[Website and app data records]
Start of Block

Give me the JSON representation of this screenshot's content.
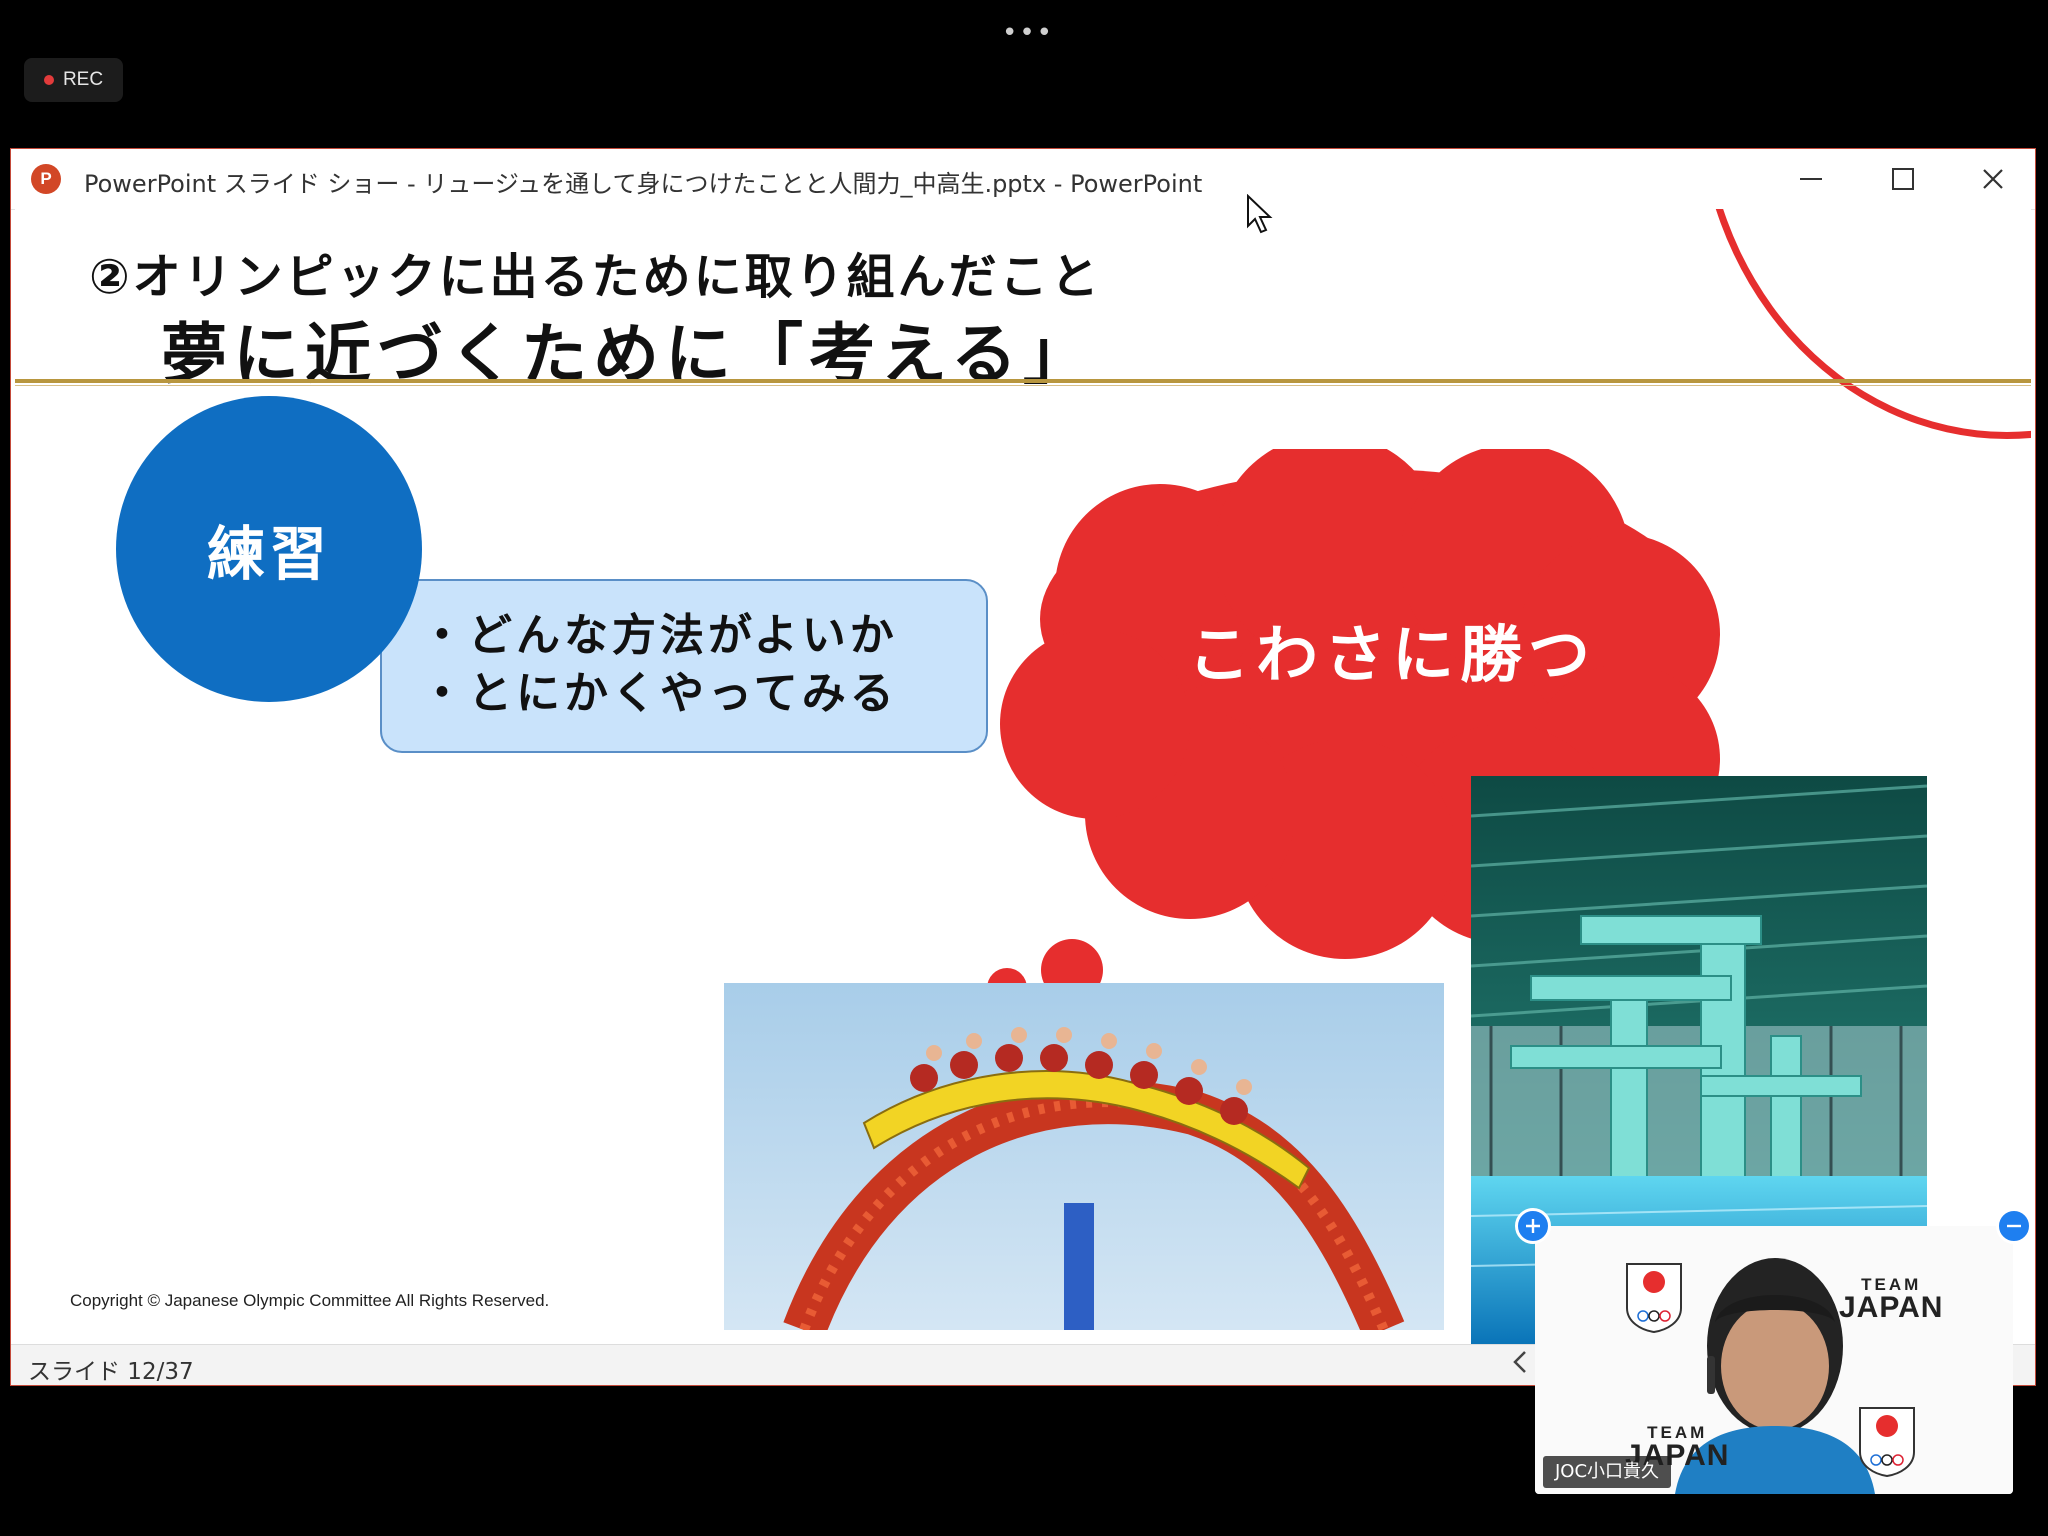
{
  "overlay": {
    "more_dots": "•••",
    "rec_label": "REC"
  },
  "window": {
    "title": "PowerPoint スライド ショー  -  リュージュを通して身につけたことと人間力_中高生.pptx - PowerPoint",
    "logo_letter": "P"
  },
  "slide": {
    "title_line1": "②オリンピックに出るために取り組んだこと",
    "title_line2": "夢に近づくために「考える」",
    "circle_label": "練習",
    "note_lines": [
      "・どんな方法がよいか",
      "・とにかくやってみる"
    ],
    "cloud_text": "こわさに勝つ",
    "copyright": "Copyright © Japanese Olympic Committee All Rights Reserved."
  },
  "statusbar": {
    "slide_counter": "スライド 12/37"
  },
  "video": {
    "participant_name": "JOC小口貴久",
    "team_small": "TEAM",
    "team_big": "JAPAN",
    "emblem_text": "TEAM JAPAN"
  },
  "colors": {
    "accent_red": "#e62e2e",
    "circle_blue": "#0f6ec2",
    "note_fill": "#c9e3fb",
    "gold_rule": "#b8963e",
    "zoom_blue": "#1e7ff0"
  },
  "icons": {
    "app": "powerpoint-icon",
    "minimize": "minimize-icon",
    "maximize": "maximize-icon",
    "close": "close-icon",
    "cursor": "mouse-pointer-icon",
    "zoom_in": "plus-icon",
    "zoom_out": "minus-icon"
  }
}
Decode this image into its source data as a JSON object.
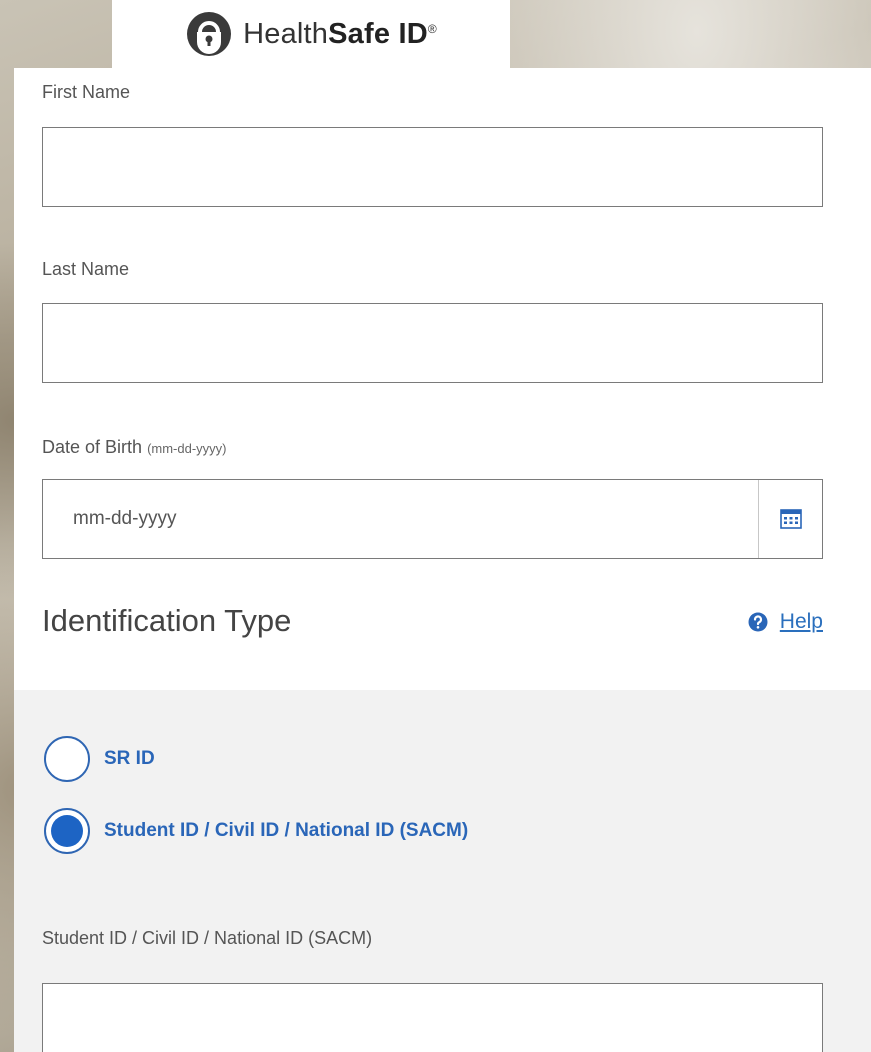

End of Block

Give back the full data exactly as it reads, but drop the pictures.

Result for this task:
Give me the JSON representation of this screenshot's content.
{
  "overlay": {
    "more_dots": "•••",
    "rec_label": "REC"
  },
  "window": {
    "title": "PowerPoint スライド ショー  -  リュージュを通して身につけたことと人間力_中高生.pptx - PowerPoint",
    "logo_letter": "P"
  },
  "slide": {
    "title_line1": "②オリンピックに出るために取り組んだこと",
    "title_line2": "夢に近づくために「考える」",
    "circle_label": "練習",
    "note_lines": [
      "・どんな方法がよいか",
      "・とにかくやってみる"
    ],
    "cloud_text": "こわさに勝つ",
    "copyright": "Copyright © Japanese Olympic Committee All Rights Reserved."
  },
  "statusbar": {
    "slide_counter": "スライド 12/37"
  },
  "video": {
    "participant_name": "JOC小口貴久",
    "team_small": "TEAM",
    "team_big": "JAPAN",
    "emblem_text": "TEAM JAPAN"
  },
  "colors": {
    "accent_red": "#e62e2e",
    "circle_blue": "#0f6ec2",
    "note_fill": "#c9e3fb",
    "gold_rule": "#b8963e",
    "zoom_blue": "#1e7ff0"
  },
  "icons": {
    "app": "powerpoint-icon",
    "minimize": "minimize-icon",
    "maximize": "maximize-icon",
    "close": "close-icon",
    "cursor": "mouse-pointer-icon",
    "zoom_in": "plus-icon",
    "zoom_out": "minus-icon"
  }
}
Decode this image into its source data as a JSON object.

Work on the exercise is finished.